Exercise brief: Your task is to give the number of lines below that contain "this". Give no other text.

Data for processing:
☆ ☆ ☆ ☆ ☆ ☆ ☆

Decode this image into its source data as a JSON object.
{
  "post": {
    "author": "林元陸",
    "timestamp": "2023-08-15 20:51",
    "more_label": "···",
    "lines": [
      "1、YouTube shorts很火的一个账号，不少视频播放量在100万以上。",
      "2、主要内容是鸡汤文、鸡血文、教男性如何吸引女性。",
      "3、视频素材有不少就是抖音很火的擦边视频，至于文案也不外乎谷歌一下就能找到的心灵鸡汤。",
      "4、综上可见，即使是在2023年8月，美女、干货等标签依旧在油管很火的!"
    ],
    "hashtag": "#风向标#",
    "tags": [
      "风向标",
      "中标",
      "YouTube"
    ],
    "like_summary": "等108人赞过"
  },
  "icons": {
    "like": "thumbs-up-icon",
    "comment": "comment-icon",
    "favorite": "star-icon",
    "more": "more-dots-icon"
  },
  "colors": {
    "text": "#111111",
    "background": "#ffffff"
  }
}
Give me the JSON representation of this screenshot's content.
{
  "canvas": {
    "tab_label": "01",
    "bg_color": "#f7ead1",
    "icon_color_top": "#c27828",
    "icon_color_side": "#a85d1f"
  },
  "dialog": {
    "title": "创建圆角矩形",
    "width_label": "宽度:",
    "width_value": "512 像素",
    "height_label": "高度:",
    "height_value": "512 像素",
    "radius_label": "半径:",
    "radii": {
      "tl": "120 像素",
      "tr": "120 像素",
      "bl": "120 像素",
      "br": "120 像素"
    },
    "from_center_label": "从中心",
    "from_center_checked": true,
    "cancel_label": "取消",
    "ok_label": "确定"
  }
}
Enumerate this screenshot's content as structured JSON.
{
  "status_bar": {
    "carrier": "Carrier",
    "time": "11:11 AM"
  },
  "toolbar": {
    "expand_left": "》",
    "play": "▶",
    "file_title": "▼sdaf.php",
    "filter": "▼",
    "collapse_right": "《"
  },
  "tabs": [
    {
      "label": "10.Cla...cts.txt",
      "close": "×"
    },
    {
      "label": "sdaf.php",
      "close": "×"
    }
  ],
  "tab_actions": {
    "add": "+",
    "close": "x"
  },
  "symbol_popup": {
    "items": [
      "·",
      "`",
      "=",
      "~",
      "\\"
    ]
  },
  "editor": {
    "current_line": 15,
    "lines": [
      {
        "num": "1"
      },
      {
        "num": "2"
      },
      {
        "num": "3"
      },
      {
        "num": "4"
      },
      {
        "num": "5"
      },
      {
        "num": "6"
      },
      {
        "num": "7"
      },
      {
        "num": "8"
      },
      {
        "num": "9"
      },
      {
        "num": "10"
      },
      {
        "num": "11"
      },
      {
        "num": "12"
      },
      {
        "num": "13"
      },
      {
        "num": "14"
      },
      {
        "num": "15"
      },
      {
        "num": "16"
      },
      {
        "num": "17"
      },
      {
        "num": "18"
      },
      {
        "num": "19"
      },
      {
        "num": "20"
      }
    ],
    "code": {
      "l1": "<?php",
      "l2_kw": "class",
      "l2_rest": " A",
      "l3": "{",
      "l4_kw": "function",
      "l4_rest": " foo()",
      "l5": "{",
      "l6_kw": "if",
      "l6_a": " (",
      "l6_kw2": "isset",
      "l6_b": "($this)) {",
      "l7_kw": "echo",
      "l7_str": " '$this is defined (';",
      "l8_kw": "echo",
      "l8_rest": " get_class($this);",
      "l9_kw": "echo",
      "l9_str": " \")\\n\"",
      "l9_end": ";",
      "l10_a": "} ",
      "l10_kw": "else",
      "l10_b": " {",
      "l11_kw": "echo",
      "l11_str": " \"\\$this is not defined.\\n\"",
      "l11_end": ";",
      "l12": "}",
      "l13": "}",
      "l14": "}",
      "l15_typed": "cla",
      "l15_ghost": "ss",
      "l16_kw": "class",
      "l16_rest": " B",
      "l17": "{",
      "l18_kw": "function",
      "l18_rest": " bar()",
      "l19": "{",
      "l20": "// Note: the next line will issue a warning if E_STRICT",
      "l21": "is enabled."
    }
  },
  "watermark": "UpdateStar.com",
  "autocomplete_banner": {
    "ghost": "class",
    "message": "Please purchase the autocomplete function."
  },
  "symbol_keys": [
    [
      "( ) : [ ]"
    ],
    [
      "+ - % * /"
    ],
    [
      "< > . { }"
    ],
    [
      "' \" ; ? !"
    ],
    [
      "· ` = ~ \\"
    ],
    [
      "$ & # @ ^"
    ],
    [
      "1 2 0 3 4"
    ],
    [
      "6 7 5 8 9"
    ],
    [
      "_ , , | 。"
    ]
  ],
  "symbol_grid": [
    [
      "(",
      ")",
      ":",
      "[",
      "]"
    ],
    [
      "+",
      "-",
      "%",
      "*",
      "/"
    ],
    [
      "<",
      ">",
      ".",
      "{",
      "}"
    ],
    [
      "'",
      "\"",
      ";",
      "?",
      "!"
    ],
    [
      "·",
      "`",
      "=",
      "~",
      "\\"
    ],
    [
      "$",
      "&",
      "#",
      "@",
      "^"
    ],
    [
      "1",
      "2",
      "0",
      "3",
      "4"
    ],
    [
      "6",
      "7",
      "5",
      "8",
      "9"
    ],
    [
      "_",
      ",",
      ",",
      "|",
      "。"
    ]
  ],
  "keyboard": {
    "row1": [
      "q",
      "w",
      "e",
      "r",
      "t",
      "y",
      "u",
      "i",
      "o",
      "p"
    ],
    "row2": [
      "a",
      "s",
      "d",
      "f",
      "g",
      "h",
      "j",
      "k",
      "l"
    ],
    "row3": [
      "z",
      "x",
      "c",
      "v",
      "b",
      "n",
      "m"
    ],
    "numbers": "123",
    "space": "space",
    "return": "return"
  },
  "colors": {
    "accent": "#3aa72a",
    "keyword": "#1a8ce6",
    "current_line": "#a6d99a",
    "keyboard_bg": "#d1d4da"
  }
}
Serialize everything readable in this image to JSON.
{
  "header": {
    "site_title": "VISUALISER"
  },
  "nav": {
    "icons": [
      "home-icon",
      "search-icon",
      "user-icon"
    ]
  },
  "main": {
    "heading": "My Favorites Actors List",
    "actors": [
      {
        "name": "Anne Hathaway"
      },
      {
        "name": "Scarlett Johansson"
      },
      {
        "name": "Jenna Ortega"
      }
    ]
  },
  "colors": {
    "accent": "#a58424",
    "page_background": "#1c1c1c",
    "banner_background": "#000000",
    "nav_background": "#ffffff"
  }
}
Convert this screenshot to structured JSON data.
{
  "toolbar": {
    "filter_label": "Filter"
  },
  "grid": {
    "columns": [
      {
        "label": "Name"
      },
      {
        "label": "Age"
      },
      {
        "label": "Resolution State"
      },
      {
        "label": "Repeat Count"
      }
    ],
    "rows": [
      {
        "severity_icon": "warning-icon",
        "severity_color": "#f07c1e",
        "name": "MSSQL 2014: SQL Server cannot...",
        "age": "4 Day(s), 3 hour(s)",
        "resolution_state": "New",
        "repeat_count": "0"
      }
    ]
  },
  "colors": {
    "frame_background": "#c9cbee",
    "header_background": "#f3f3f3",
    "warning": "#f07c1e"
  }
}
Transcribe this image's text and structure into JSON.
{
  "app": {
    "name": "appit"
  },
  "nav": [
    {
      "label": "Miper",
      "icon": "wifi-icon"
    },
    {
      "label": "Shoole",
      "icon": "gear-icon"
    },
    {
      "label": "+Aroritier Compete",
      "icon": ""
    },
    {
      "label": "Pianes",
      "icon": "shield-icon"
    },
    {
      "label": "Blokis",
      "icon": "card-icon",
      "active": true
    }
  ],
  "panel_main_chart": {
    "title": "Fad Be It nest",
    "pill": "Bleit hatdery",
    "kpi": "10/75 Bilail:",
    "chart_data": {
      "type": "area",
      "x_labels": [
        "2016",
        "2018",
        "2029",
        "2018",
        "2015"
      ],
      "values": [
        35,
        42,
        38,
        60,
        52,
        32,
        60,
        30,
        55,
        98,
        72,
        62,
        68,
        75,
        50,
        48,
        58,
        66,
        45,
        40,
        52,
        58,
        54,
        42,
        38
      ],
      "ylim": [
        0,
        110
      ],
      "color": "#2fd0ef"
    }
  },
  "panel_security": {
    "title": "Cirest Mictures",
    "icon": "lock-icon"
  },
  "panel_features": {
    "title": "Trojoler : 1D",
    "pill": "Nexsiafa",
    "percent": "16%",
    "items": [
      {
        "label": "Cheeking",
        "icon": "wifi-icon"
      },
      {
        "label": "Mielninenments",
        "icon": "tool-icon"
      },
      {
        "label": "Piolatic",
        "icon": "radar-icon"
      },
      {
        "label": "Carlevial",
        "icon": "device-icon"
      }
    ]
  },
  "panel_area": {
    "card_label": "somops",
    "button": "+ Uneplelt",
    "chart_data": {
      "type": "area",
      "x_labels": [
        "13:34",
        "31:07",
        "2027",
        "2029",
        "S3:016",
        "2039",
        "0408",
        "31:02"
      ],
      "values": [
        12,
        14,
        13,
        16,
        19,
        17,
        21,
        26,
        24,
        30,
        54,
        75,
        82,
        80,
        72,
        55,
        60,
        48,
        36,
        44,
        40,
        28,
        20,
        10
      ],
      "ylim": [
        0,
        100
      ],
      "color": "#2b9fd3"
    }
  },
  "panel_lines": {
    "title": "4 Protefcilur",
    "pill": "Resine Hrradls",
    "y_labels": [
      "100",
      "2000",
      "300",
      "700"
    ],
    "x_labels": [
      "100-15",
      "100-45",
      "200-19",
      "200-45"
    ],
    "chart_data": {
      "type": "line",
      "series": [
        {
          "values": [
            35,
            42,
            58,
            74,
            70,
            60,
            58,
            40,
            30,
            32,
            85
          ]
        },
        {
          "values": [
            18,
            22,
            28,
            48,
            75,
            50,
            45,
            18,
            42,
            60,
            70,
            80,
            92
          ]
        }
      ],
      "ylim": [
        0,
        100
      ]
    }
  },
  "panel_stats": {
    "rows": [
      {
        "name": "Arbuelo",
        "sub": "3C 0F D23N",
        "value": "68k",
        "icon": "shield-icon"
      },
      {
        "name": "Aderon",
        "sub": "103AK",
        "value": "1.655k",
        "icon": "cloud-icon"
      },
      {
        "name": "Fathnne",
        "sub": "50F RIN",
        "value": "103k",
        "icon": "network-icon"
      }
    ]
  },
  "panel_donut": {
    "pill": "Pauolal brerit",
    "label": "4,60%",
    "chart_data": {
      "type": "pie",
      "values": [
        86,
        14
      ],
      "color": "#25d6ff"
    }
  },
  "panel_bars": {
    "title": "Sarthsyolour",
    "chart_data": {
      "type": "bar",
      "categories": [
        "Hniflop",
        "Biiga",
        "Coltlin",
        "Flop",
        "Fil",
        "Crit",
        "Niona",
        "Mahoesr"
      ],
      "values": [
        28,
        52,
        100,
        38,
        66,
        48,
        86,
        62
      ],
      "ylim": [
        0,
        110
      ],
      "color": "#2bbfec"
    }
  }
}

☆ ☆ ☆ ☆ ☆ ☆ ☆

Solution: 10